--- Extracted entries Enclosed Below ---
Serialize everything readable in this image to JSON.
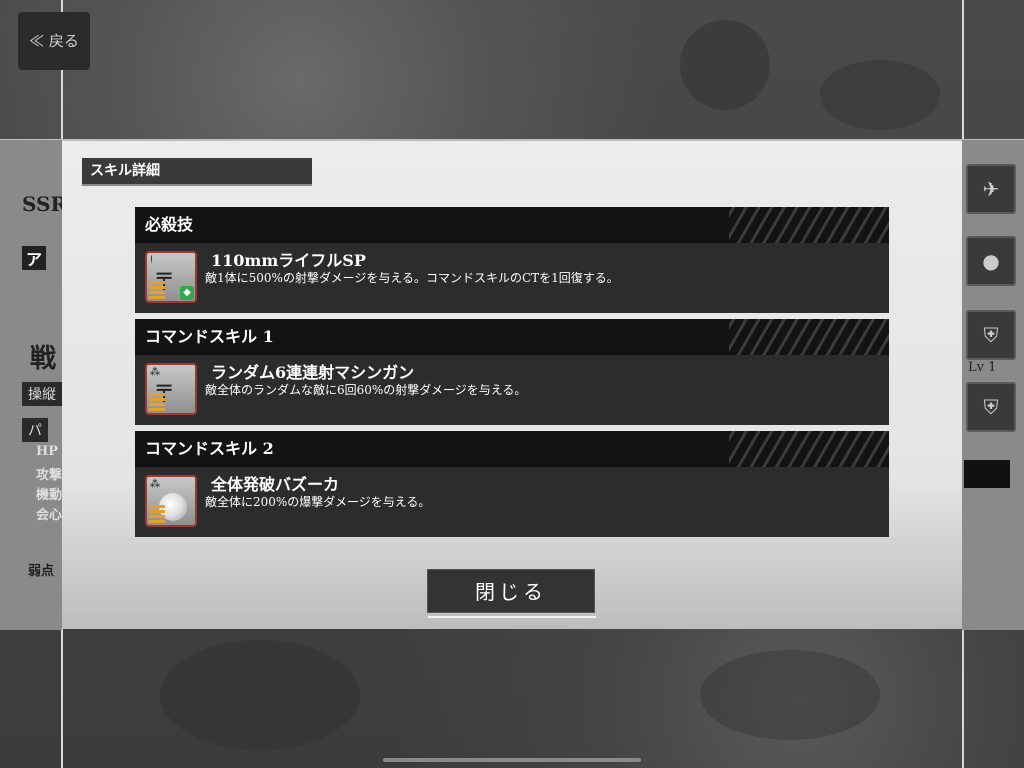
{
  "background": {
    "back_label": "≪ 戻る",
    "left_texts": [
      "SSR",
      "ア",
      "戦",
      "操縦",
      "パ",
      "HP",
      "攻撃",
      "機動",
      "会心",
      "弱点"
    ],
    "right_lv": "Lv    1"
  },
  "dialog": {
    "title": "スキル詳細",
    "close_label": "閉じる",
    "skills": [
      {
        "category": "必殺技",
        "name": "110mmライフルSP",
        "description": "敵1体に500%の射撃ダメージを与える。コマンドスキルのCTを1回復する。",
        "icon": "rifle-icon"
      },
      {
        "category": "コマンドスキル 1",
        "name": "ランダム6連連射マシンガン",
        "description": "敵全体のランダムな敵に6回60%の射撃ダメージを与える。",
        "icon": "machine-gun-icon"
      },
      {
        "category": "コマンドスキル 2",
        "name": "全体発破バズーカ",
        "description": "敵全体に200%の爆撃ダメージを与える。",
        "icon": "bazooka-bomb-icon"
      }
    ]
  }
}
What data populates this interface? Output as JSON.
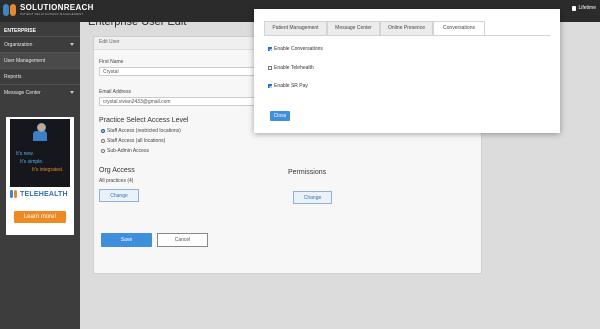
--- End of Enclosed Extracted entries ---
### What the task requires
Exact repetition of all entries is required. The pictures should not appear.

### Written answer
Serialize everything readable in this image to JSON.
{
  "background": {
    "back_label": "≪ 戻る",
    "left_texts": [
      "SSR",
      "ア",
      "戦",
      "操縦",
      "パ",
      "HP",
      "攻撃",
      "機動",
      "会心",
      "弱点"
    ],
    "right_lv": "Lv    1"
  },
  "dialog": {
    "title": "スキル詳細",
    "close_label": "閉じる",
    "skills": [
      {
        "category": "必殺技",
        "name": "110mmライフルSP",
        "description": "敵1体に500%の射撃ダメージを与える。コマンドスキルのCTを1回復する。",
        "icon": "rifle-icon"
      },
      {
        "category": "コマンドスキル 1",
        "name": "ランダム6連連射マシンガン",
        "description": "敵全体のランダムな敵に6回60%の射撃ダメージを与える。",
        "icon": "machine-gun-icon"
      },
      {
        "category": "コマンドスキル 2",
        "name": "全体発破バズーカ",
        "description": "敵全体に200%の爆撃ダメージを与える。",
        "icon": "bazooka-bomb-icon"
      }
    ]
  }
}
What data populates this interface? Output as JSON.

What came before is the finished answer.